# How to complete this task
Pick out the lines in the listing below that contain the word "value" and copy them.

—————

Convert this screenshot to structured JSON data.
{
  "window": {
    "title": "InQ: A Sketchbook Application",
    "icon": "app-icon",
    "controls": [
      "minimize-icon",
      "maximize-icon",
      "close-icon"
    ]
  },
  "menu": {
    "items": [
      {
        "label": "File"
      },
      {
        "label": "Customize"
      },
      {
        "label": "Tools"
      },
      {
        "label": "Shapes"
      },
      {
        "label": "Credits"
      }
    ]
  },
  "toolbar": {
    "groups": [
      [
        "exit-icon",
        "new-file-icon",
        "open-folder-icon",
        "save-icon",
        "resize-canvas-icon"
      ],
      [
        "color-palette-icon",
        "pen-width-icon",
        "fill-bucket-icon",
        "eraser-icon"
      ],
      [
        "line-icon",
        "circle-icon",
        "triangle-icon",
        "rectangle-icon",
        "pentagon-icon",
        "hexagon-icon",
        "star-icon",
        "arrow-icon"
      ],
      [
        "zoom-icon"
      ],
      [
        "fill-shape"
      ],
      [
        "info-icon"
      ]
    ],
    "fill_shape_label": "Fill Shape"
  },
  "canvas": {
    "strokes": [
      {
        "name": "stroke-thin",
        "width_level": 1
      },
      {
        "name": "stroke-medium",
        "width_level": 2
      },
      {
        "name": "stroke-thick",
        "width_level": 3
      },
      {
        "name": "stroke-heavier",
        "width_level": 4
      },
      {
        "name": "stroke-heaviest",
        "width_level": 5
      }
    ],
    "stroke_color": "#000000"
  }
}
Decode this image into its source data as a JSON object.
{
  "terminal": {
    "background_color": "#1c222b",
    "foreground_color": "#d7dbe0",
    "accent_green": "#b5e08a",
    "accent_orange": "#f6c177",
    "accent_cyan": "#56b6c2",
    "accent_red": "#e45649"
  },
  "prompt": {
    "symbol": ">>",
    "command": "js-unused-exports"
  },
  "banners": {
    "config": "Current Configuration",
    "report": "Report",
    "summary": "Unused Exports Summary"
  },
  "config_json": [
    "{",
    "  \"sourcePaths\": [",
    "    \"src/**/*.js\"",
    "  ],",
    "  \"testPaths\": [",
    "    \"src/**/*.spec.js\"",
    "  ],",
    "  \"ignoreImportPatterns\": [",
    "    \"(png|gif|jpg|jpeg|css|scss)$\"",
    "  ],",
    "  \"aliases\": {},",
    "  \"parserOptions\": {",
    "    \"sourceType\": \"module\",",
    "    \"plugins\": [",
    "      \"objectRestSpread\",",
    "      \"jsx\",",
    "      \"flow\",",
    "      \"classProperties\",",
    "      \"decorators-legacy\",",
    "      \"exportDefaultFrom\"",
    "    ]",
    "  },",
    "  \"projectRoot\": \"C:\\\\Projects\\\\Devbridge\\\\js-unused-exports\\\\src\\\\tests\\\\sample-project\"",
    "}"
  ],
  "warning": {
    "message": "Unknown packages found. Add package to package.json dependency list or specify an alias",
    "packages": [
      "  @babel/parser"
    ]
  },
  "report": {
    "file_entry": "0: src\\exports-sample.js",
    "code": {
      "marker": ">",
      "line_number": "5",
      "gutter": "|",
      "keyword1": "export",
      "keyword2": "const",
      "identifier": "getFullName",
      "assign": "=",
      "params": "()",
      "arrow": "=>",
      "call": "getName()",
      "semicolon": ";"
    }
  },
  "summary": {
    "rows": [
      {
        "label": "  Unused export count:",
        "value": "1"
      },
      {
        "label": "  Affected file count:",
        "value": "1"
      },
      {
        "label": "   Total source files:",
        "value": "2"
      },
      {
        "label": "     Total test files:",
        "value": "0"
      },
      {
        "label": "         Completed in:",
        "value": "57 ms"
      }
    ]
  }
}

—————

# Exercise result
        "value": "1"
        "value": "1"
        "value": "2"
        "value": "0"
        "value": "57 ms"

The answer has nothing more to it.